## About this exercise
Taking each line of the records in turn, count those containing "tekstovyy" and report only the number.
┌──
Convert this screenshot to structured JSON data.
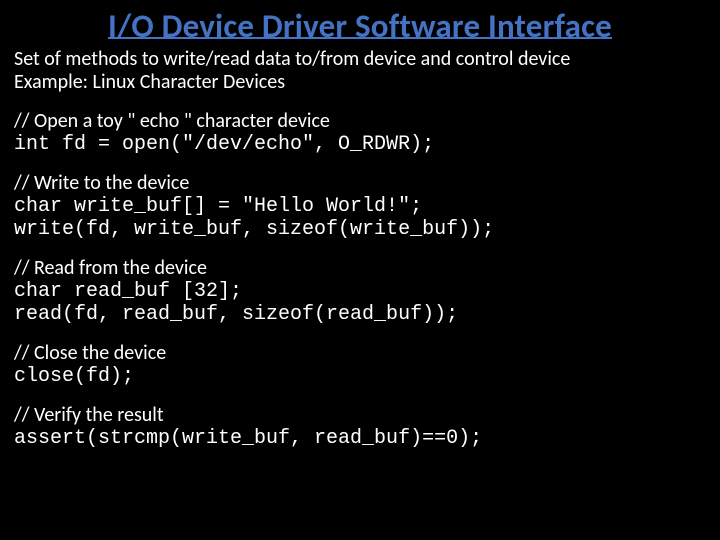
{
  "title": "I/O Device Driver Software Interface",
  "intro_line1": "Set of methods to write/read data to/from device and control device",
  "intro_line2": "Example: Linux Character Devices",
  "sections": [
    {
      "comment": "// Open a toy \" echo \" character device",
      "code": "int fd = open(\"/dev/echo\", O_RDWR);"
    },
    {
      "comment": "// Write to the device",
      "code": "char write_buf[] = \"Hello World!\";\nwrite(fd, write_buf, sizeof(write_buf));"
    },
    {
      "comment": "// Read from the device",
      "code": "char read_buf [32];\nread(fd, read_buf, sizeof(read_buf));"
    },
    {
      "comment": "// Close the device",
      "code": "close(fd);"
    },
    {
      "comment": "// Verify the result",
      "code": "assert(strcmp(write_buf, read_buf)==0);"
    }
  ]
}
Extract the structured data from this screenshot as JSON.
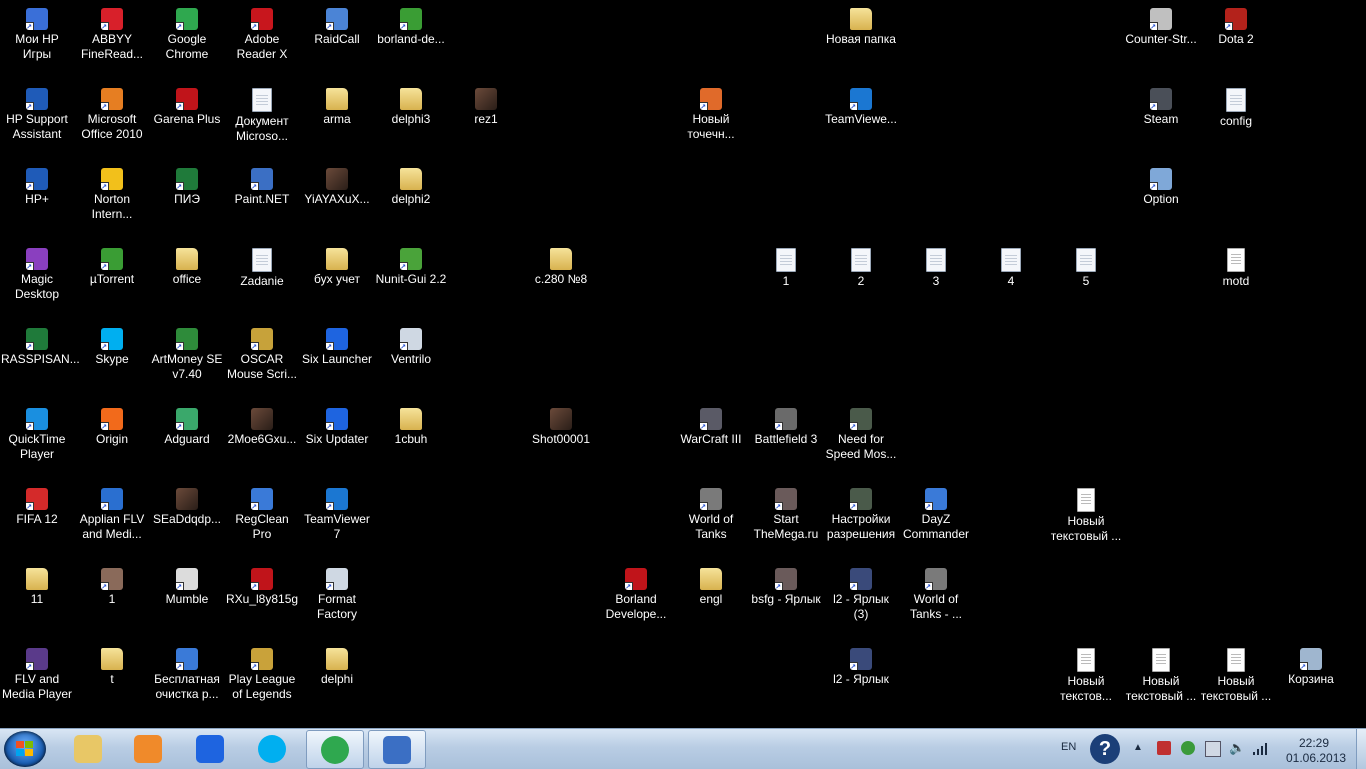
{
  "desktop_icons": [
    {
      "name": "moi-hp-igry",
      "label": "Мои HP Игры",
      "kind": "app",
      "color": "#3a6fd8"
    },
    {
      "name": "abbyy-finereader",
      "label": "ABBYY FineRead...",
      "kind": "app",
      "color": "#d8202a"
    },
    {
      "name": "google-chrome",
      "label": "Google Chrome",
      "kind": "app",
      "color": "#2fa84f"
    },
    {
      "name": "adobe-reader-x",
      "label": "Adobe Reader X",
      "kind": "app",
      "color": "#c8161d"
    },
    {
      "name": "raidcall",
      "label": "RaidCall",
      "kind": "app",
      "color": "#4b84d6"
    },
    {
      "name": "borland-de",
      "label": "borland-de...",
      "kind": "app",
      "color": "#3a9d34"
    },
    {
      "name": "novaya-papka",
      "label": "Новая папка",
      "kind": "folder",
      "color": "#e8c766"
    },
    {
      "name": "counter-strike",
      "label": "Counter-Str...",
      "kind": "app",
      "color": "#c0c0c0"
    },
    {
      "name": "dota-2",
      "label": "Dota 2",
      "kind": "app",
      "color": "#b3221b"
    },
    {
      "name": "hp-support-assistant",
      "label": "HP Support Assistant",
      "kind": "app",
      "color": "#1f5bb8"
    },
    {
      "name": "microsoft-office-2010",
      "label": "Microsoft Office 2010",
      "kind": "app",
      "color": "#e67e22"
    },
    {
      "name": "garena-plus",
      "label": "Garena Plus",
      "kind": "app",
      "color": "#c0141a"
    },
    {
      "name": "dokument-microsoft",
      "label": "Документ Microso...",
      "kind": "doc",
      "color": "#2b5797"
    },
    {
      "name": "arma",
      "label": "arma",
      "kind": "folder",
      "color": "#e8c766"
    },
    {
      "name": "delphi3",
      "label": "delphi3",
      "kind": "folder",
      "color": "#e8c766"
    },
    {
      "name": "rez1",
      "label": "rez1",
      "kind": "thumb",
      "color": "#5a4a3a"
    },
    {
      "name": "novyy-tochechnyy",
      "label": "Новый точечн...",
      "kind": "app",
      "color": "#e06a2a"
    },
    {
      "name": "teamviewer-top",
      "label": "TeamViewe...",
      "kind": "app",
      "color": "#1b77d2"
    },
    {
      "name": "steam",
      "label": "Steam",
      "kind": "app",
      "color": "#4a4f58"
    },
    {
      "name": "config",
      "label": "config",
      "kind": "doc",
      "color": "#7fa8d8"
    },
    {
      "name": "hp-plus",
      "label": "HP+",
      "kind": "app",
      "color": "#1f5bb8"
    },
    {
      "name": "norton-internet",
      "label": "Norton Intern...",
      "kind": "app",
      "color": "#f2c01b"
    },
    {
      "name": "piz",
      "label": "ПИЭ",
      "kind": "app",
      "color": "#1f7a3a"
    },
    {
      "name": "paint-net",
      "label": "Paint.NET",
      "kind": "app",
      "color": "#3b6fc4"
    },
    {
      "name": "yiayaxux",
      "label": "YiAYAXuX...",
      "kind": "thumb",
      "color": "#6b4a3a"
    },
    {
      "name": "delphi2",
      "label": "delphi2",
      "kind": "folder",
      "color": "#e8c766"
    },
    {
      "name": "option",
      "label": "Option",
      "kind": "app",
      "color": "#7fa8d8"
    },
    {
      "name": "magic-desktop",
      "label": "Magic Desktop",
      "kind": "app",
      "color": "#8a3fbf"
    },
    {
      "name": "utorrent",
      "label": "µTorrent",
      "kind": "app",
      "color": "#3a9d34"
    },
    {
      "name": "office",
      "label": "office",
      "kind": "folder",
      "color": "#e8c766"
    },
    {
      "name": "zadanie",
      "label": "Zadanie",
      "kind": "doc",
      "color": "#2b5797"
    },
    {
      "name": "buh-uchet",
      "label": "бух учет",
      "kind": "folder",
      "color": "#e8c766"
    },
    {
      "name": "nunit-gui",
      "label": "Nunit-Gui 2.2",
      "kind": "app",
      "color": "#4aa33a"
    },
    {
      "name": "c280-n8",
      "label": "с.280 №8",
      "kind": "folder",
      "color": "#e8c766"
    },
    {
      "name": "doc-1",
      "label": "1",
      "kind": "doc",
      "color": "#2b5797"
    },
    {
      "name": "doc-2",
      "label": "2",
      "kind": "doc",
      "color": "#2b5797"
    },
    {
      "name": "doc-3",
      "label": "3",
      "kind": "doc",
      "color": "#2b5797"
    },
    {
      "name": "doc-4",
      "label": "4",
      "kind": "doc",
      "color": "#2b5797"
    },
    {
      "name": "doc-5",
      "label": "5",
      "kind": "doc",
      "color": "#2b5797"
    },
    {
      "name": "motd",
      "label": "motd",
      "kind": "text",
      "color": "#ffffff"
    },
    {
      "name": "rasspisan",
      "label": "RASSPISAN...",
      "kind": "app",
      "color": "#1f7a3a"
    },
    {
      "name": "skype",
      "label": "Skype",
      "kind": "app",
      "color": "#00aff0"
    },
    {
      "name": "artmoney-se",
      "label": "ArtMoney SE v7.40",
      "kind": "app",
      "color": "#2e8b3a"
    },
    {
      "name": "oscar-mouse",
      "label": "OSCAR Mouse Scri...",
      "kind": "app",
      "color": "#c7a23a"
    },
    {
      "name": "six-launcher",
      "label": "Six Launcher",
      "kind": "app",
      "color": "#1e64e0"
    },
    {
      "name": "ventrilo",
      "label": "Ventrilo",
      "kind": "app",
      "color": "#cfd8e3"
    },
    {
      "name": "quicktime-player",
      "label": "QuickTime Player",
      "kind": "app",
      "color": "#1a8fe0"
    },
    {
      "name": "origin",
      "label": "Origin",
      "kind": "app",
      "color": "#f26a1b"
    },
    {
      "name": "adguard",
      "label": "Adguard",
      "kind": "app",
      "color": "#3aa86b"
    },
    {
      "name": "2moe6gxu",
      "label": "2Moe6Gxu...",
      "kind": "thumb",
      "color": "#5a3a3a"
    },
    {
      "name": "six-updater",
      "label": "Six Updater",
      "kind": "app",
      "color": "#1e64e0"
    },
    {
      "name": "1cbuh",
      "label": "1cbuh",
      "kind": "folder",
      "color": "#e8c766"
    },
    {
      "name": "shot00001",
      "label": "Shot00001",
      "kind": "thumb",
      "color": "#3a2e28"
    },
    {
      "name": "warcraft-iii",
      "label": "WarCraft III",
      "kind": "app",
      "color": "#5a5a66"
    },
    {
      "name": "battlefield-3",
      "label": "Battlefield 3",
      "kind": "app",
      "color": "#6a6a6a"
    },
    {
      "name": "need-for-speed",
      "label": "Need for Speed Mos...",
      "kind": "app",
      "color": "#4a5a4a"
    },
    {
      "name": "fifa-12",
      "label": "FIFA 12",
      "kind": "app",
      "color": "#d42a2a"
    },
    {
      "name": "applian-flv",
      "label": "Applian FLV and Medi...",
      "kind": "app",
      "color": "#2a6fd0"
    },
    {
      "name": "seaddqdp",
      "label": "SEaDdqdp...",
      "kind": "thumb",
      "color": "#6b4a3a"
    },
    {
      "name": "regclean-pro",
      "label": "RegClean Pro",
      "kind": "app",
      "color": "#3a7ad8"
    },
    {
      "name": "teamviewer-7",
      "label": "TeamViewer 7",
      "kind": "app",
      "color": "#1b77d2"
    },
    {
      "name": "world-of-tanks",
      "label": "World of Tanks",
      "kind": "app",
      "color": "#7a7a7a"
    },
    {
      "name": "start-themega",
      "label": "Start TheMega.ru",
      "kind": "app",
      "color": "#6a5a5a"
    },
    {
      "name": "nastroyki-razresheniya",
      "label": "Настройки разрешения",
      "kind": "app",
      "color": "#4a5a4a"
    },
    {
      "name": "dayz-commander",
      "label": "DayZ Commander",
      "kind": "app",
      "color": "#3a7ad8"
    },
    {
      "name": "novyy-tekstovyy-1",
      "label": "Новый текстовый ...",
      "kind": "text",
      "color": "#ffffff"
    },
    {
      "name": "folder-11",
      "label": "11",
      "kind": "folder",
      "color": "#d8c28a"
    },
    {
      "name": "item-1",
      "label": "1",
      "kind": "app",
      "color": "#8a6a5a"
    },
    {
      "name": "mumble",
      "label": "Mumble",
      "kind": "app",
      "color": "#dcdcdc"
    },
    {
      "name": "rxu-l8y815g",
      "label": "RXu_l8y815g",
      "kind": "app",
      "color": "#c0141a"
    },
    {
      "name": "format-factory",
      "label": "Format Factory",
      "kind": "app",
      "color": "#cfd8e3"
    },
    {
      "name": "borland-developer",
      "label": "Borland Develope...",
      "kind": "app",
      "color": "#c0141a"
    },
    {
      "name": "engl",
      "label": "engl",
      "kind": "folder",
      "color": "#e8c766"
    },
    {
      "name": "bsfg-yarlyk",
      "label": "bsfg - Ярлык",
      "kind": "app",
      "color": "#6a5a5a"
    },
    {
      "name": "l2-yarlyk-3",
      "label": "l2 - Ярлык (3)",
      "kind": "app",
      "color": "#3a4a7a"
    },
    {
      "name": "world-of-tanks-2",
      "label": "World of Tanks - ...",
      "kind": "app",
      "color": "#7a7a7a"
    },
    {
      "name": "flv-media-player",
      "label": "FLV and Media Player",
      "kind": "app",
      "color": "#5a3a8a"
    },
    {
      "name": "t",
      "label": "t",
      "kind": "folder",
      "color": "#e8c766"
    },
    {
      "name": "besplatnaya-ochistka",
      "label": "Бесплатная очистка р...",
      "kind": "app",
      "color": "#3a7ad8"
    },
    {
      "name": "play-league",
      "label": "Play League of Legends",
      "kind": "app",
      "color": "#c9a23a"
    },
    {
      "name": "delphi",
      "label": "delphi",
      "kind": "folder",
      "color": "#e8c766"
    },
    {
      "name": "l2-yarlyk",
      "label": "l2 - Ярлык",
      "kind": "app",
      "color": "#3a4a7a"
    },
    {
      "name": "novyy-tekstov-2",
      "label": "Новый текстов...",
      "kind": "text",
      "color": "#ffffff"
    },
    {
      "name": "novyy-tekstovyy-3",
      "label": "Новый текстовый ...",
      "kind": "text",
      "color": "#ffffff"
    },
    {
      "name": "novyy-tekstovyy-4",
      "label": "Новый текстовый ...",
      "kind": "text",
      "color": "#ffffff"
    },
    {
      "name": "korzina",
      "label": "Корзина",
      "kind": "app",
      "color": "#9fb6cf"
    }
  ],
  "taskbar": {
    "pinned": [
      {
        "name": "explorer",
        "icon": "folder-icon",
        "color": "#e8c766",
        "active": false
      },
      {
        "name": "media-player",
        "icon": "media-player-icon",
        "color": "#f08a2a",
        "active": false
      },
      {
        "name": "six-launcher",
        "icon": "six-launcher-icon",
        "color": "#1e64e0",
        "active": false
      },
      {
        "name": "skype",
        "icon": "skype-icon",
        "color": "#00aff0",
        "active": false
      },
      {
        "name": "chrome",
        "icon": "chrome-icon",
        "color": "#2fa84f",
        "active": true
      },
      {
        "name": "paint-net",
        "icon": "paint-icon",
        "color": "#3b6fc4",
        "active": true
      }
    ],
    "tray": {
      "language": "EN",
      "time": "22:29",
      "date": "01.06.2013"
    }
  }
}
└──
## Output for this exercise
3